Exercise objective: Identify every line in the records below that contains the word "name", and copy each of those lines.

Items from a data source:
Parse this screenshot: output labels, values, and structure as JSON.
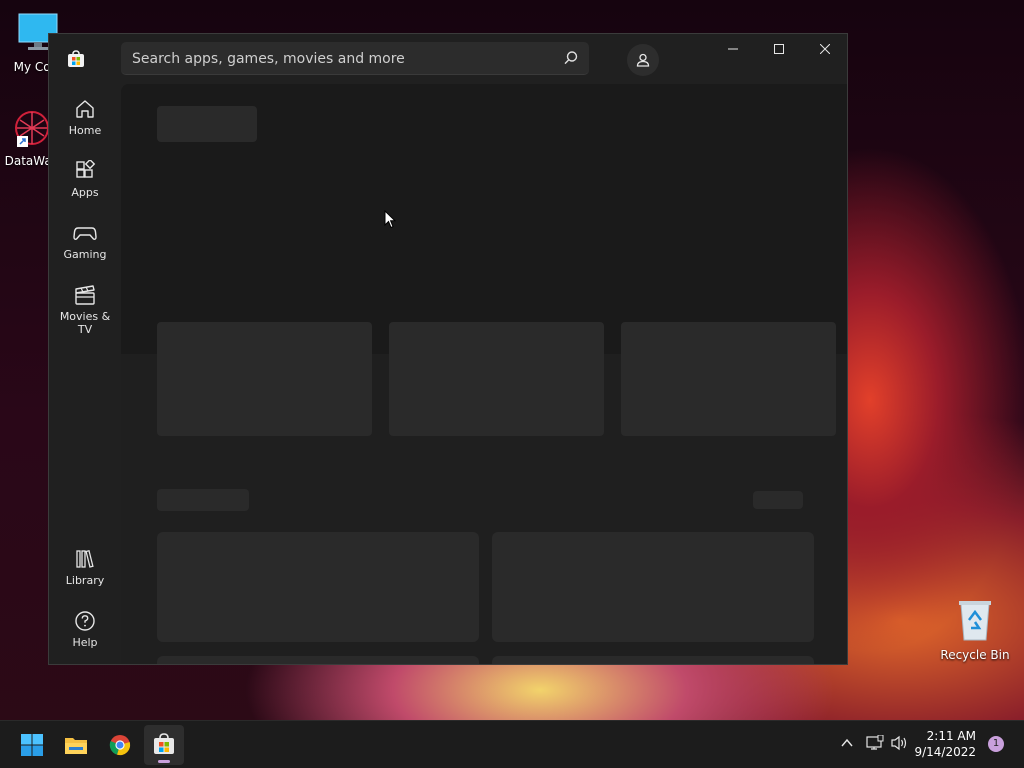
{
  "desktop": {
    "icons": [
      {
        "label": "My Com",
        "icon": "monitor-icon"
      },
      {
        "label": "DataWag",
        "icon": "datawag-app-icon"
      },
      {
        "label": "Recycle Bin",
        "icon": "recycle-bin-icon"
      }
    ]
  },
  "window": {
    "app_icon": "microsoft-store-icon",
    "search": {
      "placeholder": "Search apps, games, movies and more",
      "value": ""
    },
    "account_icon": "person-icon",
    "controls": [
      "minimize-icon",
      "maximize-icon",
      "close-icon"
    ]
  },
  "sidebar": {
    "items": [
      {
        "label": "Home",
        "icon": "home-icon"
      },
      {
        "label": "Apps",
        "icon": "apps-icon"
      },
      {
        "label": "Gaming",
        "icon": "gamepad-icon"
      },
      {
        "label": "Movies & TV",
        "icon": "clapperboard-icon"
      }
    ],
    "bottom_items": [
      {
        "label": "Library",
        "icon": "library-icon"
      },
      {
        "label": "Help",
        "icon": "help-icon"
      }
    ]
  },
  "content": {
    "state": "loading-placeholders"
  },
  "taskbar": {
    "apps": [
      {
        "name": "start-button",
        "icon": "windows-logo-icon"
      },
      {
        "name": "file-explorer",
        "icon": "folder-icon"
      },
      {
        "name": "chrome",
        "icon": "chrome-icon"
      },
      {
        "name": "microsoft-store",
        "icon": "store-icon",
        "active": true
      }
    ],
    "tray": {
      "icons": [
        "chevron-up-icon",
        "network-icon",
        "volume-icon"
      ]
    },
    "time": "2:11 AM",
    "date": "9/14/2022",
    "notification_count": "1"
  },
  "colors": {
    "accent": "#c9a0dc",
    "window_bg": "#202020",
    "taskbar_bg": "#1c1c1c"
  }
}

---

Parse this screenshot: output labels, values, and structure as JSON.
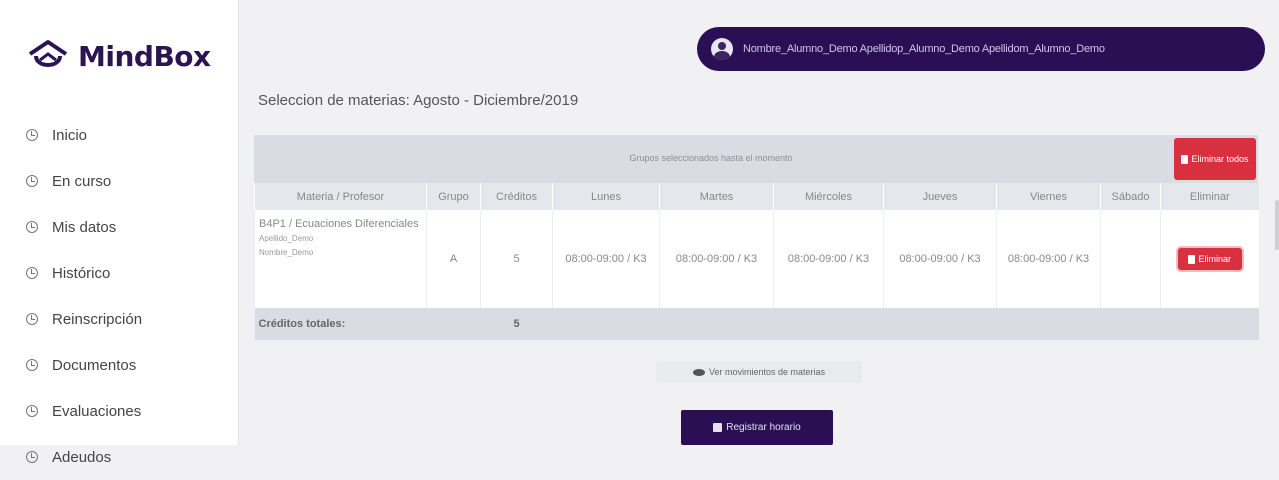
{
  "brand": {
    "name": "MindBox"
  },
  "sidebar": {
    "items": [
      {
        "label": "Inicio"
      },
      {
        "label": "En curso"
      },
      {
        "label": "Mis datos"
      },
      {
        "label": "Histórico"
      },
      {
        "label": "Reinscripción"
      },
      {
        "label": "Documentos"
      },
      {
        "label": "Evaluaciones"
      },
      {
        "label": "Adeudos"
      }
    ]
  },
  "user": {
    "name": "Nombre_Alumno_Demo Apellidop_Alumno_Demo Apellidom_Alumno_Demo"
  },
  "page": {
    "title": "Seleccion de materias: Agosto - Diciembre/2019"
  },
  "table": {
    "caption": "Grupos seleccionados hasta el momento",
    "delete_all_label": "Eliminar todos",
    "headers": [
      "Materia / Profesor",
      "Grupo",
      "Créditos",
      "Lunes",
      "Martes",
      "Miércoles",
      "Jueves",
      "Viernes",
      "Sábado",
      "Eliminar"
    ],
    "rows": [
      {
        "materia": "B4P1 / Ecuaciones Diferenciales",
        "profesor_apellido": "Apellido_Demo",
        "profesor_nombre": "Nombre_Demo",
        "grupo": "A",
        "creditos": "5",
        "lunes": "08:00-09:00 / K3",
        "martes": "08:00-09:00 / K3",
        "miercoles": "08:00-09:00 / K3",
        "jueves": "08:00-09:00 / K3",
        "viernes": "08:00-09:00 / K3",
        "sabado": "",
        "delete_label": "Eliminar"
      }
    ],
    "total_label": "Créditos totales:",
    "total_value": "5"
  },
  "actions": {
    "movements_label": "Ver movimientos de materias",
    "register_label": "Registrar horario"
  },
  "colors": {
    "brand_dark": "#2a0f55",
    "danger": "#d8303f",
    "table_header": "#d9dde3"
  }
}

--

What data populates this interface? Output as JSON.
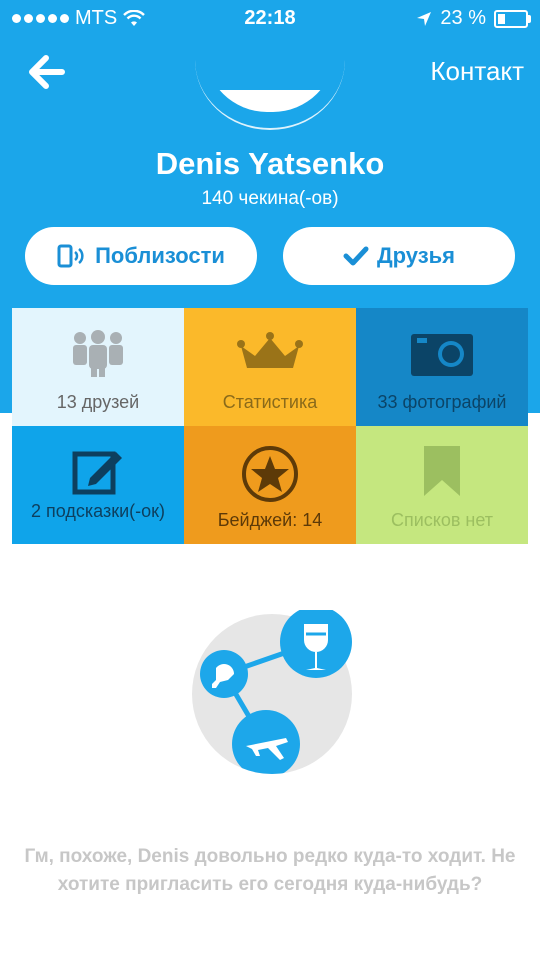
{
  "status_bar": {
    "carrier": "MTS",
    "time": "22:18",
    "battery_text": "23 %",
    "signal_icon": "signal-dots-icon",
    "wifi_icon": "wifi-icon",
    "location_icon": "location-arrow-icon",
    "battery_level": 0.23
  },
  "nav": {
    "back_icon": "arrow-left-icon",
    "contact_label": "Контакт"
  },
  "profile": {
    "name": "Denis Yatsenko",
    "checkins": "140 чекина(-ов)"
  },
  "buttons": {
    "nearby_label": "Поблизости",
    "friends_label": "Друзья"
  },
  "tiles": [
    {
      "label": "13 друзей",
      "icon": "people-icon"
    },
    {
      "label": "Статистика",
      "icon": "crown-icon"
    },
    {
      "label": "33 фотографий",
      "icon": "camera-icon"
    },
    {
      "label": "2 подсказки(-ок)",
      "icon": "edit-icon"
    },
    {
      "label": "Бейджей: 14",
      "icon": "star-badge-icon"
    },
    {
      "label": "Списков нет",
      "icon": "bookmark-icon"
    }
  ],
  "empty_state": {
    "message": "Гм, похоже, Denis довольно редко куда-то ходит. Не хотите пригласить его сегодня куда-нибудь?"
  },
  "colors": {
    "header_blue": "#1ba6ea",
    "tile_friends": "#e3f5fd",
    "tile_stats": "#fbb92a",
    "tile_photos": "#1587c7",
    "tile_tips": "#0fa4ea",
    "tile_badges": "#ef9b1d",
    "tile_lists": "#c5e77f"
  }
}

Task response:
        "name": "start-button",
        "name": "file-explorer",
        "name": "chrome",
        "name": "microsoft-store",
    "name": "MindBox"
    "name": "Nombre_Alumno_Demo Apellidop_Alumno_Demo Apellidom_Alumno_Demo"
    "name": "Denis Yatsenko",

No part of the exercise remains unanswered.